Some may say the Jason Campbell - Bruce Gradkowski situation could fester, but I don't think so. Cable has made it clear that Grads is his starter, Campbell, though I'm sure not happy has stated he understands this, and Cable has done a good job at making sure things are clear cut, even if I may not agree with his rationale in this case.
All anyone is talking about regarding the Raiders now is their running attack, the fact that the defense is improving, that they are in contention for the first time since 2002 this late in the season, and that the league is just more fun when the Raiders are good.
That's a far cry from: What's going on in Oakland and who's in charge of that asylum anyway?
And it's fantastic.
This team is playing better football than any Raider team since the 2002 SuperBowl team, and I say that without hyperbole or exaggeration.
In fact, the Raiders have played better than any team in the entire NFL over the past two weeks, although they did have lower-tier opponents to do it against.
This weekend marks a huge game in the battle for the AFC West. Although we're happy to be in this position, there's no way this team is content to merely be in the discussion at this point. To a man and a coach, they want glory back, and are willing to fight and claw to get it.
Tickets have flown off the shelves as Raider Nation finally has a reason to attend the game other than out of loyalty. A home game against our biggest rivals in a game with divisional and playoff implications cannot be understated, and the Raiders, Rolando McClain, and the media challenged the Nation to respond by buying tickets.
And you all have; I want to personally say thank you to all the members of the Nation who showed their support this week in place of those of us who cannot financially or geographically do so. Good on you all, and get out there and make Kansas City wish they'd stayed in Missouri this weekend.
This is the biggest game we've played in years, and I want to hear you out there on Sunday.

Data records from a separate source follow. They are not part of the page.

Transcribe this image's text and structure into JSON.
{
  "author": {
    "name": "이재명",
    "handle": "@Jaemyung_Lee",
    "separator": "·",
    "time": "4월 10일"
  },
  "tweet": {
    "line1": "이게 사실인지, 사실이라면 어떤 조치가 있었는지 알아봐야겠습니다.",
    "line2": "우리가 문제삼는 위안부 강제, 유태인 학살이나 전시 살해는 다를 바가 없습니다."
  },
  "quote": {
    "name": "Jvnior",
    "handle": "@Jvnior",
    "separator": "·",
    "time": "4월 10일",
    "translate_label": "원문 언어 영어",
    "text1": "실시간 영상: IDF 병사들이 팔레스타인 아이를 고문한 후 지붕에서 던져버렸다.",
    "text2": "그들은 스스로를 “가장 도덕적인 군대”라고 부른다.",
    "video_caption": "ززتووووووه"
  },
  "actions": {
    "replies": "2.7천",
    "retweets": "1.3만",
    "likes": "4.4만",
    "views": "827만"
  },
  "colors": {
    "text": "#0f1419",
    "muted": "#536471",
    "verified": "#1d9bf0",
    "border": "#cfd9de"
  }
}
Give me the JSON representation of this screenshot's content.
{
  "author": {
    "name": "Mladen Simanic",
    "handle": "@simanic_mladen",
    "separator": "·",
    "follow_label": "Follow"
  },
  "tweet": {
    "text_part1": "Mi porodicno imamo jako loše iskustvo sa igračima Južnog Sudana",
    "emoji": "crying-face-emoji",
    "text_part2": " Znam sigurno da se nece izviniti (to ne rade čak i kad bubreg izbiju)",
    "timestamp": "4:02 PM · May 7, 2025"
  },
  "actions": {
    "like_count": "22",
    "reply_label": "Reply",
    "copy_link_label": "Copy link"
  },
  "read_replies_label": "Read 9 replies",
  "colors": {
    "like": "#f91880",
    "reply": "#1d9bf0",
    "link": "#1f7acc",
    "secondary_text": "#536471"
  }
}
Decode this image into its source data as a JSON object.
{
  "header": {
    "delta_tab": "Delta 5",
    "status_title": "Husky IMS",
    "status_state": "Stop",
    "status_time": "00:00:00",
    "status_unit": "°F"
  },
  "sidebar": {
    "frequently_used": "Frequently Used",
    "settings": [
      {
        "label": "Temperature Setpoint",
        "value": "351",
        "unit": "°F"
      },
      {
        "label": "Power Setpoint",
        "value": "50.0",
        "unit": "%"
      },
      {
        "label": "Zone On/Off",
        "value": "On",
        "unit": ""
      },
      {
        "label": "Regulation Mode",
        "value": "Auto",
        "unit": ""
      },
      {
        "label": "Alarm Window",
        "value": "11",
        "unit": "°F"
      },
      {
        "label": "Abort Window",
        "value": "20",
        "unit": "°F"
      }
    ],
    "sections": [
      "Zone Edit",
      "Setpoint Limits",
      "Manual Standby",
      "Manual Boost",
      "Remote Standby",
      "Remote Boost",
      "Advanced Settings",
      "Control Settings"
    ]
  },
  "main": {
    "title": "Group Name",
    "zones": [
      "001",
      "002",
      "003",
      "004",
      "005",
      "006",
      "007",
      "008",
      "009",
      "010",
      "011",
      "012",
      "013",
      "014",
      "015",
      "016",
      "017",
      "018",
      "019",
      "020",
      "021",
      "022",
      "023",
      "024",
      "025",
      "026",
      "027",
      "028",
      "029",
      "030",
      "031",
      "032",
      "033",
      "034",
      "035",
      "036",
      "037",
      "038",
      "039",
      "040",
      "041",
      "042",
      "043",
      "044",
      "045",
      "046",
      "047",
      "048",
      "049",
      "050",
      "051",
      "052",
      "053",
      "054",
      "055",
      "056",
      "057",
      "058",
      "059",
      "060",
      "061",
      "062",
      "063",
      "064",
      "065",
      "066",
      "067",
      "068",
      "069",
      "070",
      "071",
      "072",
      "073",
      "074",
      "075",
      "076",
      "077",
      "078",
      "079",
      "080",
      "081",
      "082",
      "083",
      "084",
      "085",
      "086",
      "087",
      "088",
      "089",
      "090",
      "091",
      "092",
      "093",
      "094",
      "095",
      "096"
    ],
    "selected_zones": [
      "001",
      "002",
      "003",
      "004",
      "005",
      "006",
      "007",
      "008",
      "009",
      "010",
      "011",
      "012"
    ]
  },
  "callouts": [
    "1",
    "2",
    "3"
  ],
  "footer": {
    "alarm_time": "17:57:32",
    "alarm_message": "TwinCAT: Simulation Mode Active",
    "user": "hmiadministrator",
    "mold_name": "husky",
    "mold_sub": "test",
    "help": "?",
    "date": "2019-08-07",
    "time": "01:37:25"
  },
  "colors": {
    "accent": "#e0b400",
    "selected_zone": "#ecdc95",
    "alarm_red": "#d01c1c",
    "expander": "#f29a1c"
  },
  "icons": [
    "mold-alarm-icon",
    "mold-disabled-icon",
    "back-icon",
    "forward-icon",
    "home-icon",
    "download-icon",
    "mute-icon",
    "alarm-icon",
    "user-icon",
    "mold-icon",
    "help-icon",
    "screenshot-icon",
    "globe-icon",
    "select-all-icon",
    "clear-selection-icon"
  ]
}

We can make a playoff push if we win this game; it becomes infinitely more difficult if we lose.
I feel good about this team; I feel that if we can wash the running games, Campbell will outplay Cassel and we have more big-play threats in the passing game. We can win this game; we just have to want it enough.
*NOTE: I have just read that this game is indeed a sell out, and will not be blacked out. Great job of showing support Nation, once again, thank you. Full voice, full intensity on Sunday. I shall be there in spirit.
Thank you for reading as always, and comments of all kind, good, bad, or ugly, are always welcome.